(Record extracts begins)

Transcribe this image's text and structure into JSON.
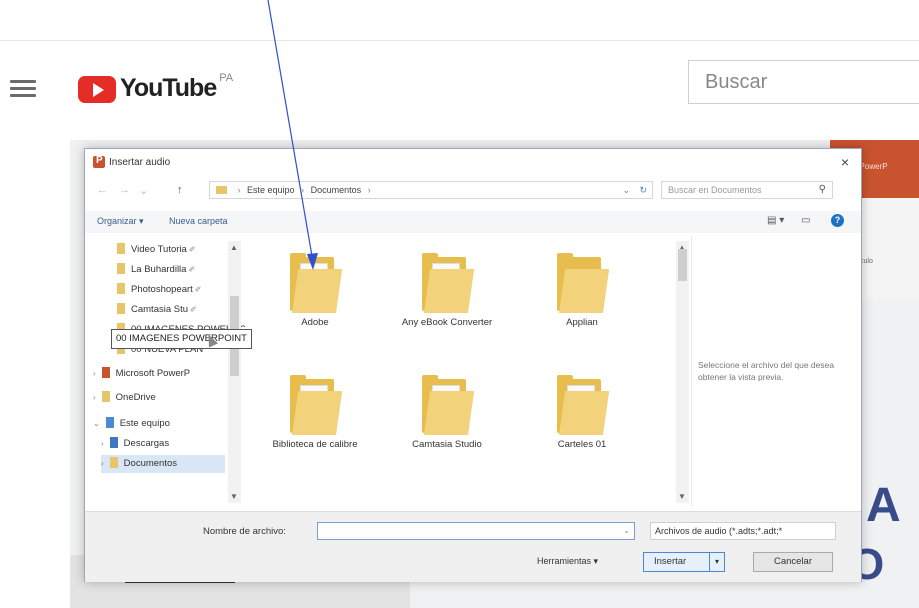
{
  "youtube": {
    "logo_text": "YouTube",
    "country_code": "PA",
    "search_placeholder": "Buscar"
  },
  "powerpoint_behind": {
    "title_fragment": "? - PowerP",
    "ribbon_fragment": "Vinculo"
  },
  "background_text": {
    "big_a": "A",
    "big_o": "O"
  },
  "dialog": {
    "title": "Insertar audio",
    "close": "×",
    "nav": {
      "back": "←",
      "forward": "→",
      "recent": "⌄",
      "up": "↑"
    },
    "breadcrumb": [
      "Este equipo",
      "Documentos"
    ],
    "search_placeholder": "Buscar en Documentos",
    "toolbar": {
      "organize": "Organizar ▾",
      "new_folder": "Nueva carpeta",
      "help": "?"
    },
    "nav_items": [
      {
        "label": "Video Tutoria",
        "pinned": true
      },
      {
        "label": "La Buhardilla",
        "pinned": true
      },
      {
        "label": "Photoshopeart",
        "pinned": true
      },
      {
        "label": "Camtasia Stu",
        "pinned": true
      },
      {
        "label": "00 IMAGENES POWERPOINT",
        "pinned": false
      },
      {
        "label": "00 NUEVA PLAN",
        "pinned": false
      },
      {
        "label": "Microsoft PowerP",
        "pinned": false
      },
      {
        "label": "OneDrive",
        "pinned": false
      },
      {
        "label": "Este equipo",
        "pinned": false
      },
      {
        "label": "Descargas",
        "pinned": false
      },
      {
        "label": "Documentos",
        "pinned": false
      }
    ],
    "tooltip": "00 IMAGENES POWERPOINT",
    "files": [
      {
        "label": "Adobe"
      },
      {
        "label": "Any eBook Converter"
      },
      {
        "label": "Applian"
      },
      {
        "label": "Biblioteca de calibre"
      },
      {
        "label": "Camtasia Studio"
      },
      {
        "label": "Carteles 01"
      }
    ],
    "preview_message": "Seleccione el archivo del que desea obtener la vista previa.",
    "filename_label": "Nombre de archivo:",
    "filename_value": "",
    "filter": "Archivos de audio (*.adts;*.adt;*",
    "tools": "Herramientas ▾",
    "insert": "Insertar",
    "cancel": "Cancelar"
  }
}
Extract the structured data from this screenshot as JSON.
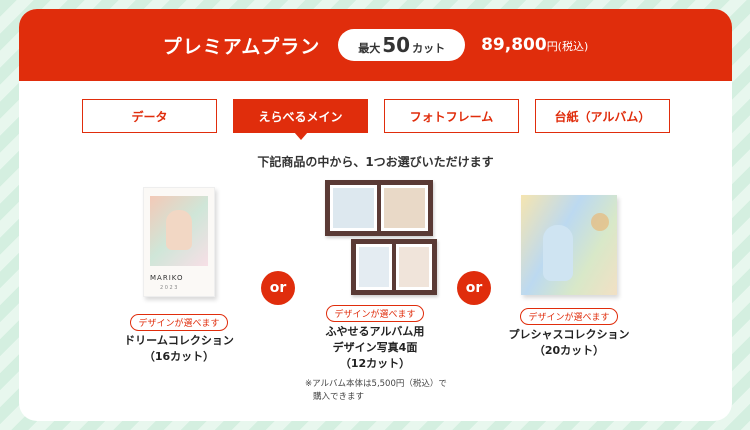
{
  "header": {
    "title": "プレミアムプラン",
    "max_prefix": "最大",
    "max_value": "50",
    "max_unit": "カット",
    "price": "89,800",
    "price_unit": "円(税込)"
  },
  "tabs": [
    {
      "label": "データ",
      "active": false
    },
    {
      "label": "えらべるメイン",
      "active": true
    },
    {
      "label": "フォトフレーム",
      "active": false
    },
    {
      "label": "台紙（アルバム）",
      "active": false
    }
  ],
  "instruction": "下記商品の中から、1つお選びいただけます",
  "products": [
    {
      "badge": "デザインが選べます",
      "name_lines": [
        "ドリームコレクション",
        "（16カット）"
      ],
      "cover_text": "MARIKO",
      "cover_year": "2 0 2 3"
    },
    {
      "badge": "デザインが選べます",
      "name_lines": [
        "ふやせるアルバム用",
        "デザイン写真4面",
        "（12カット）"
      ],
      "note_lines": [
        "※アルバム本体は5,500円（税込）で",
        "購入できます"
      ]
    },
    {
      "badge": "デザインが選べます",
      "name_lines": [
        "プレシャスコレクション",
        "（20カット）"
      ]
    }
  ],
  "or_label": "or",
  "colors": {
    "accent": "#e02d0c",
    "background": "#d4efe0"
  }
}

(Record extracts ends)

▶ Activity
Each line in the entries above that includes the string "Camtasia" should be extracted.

▶ Result for this task
        "label": "Camtasia Stu",
        "label": "Camtasia Studio"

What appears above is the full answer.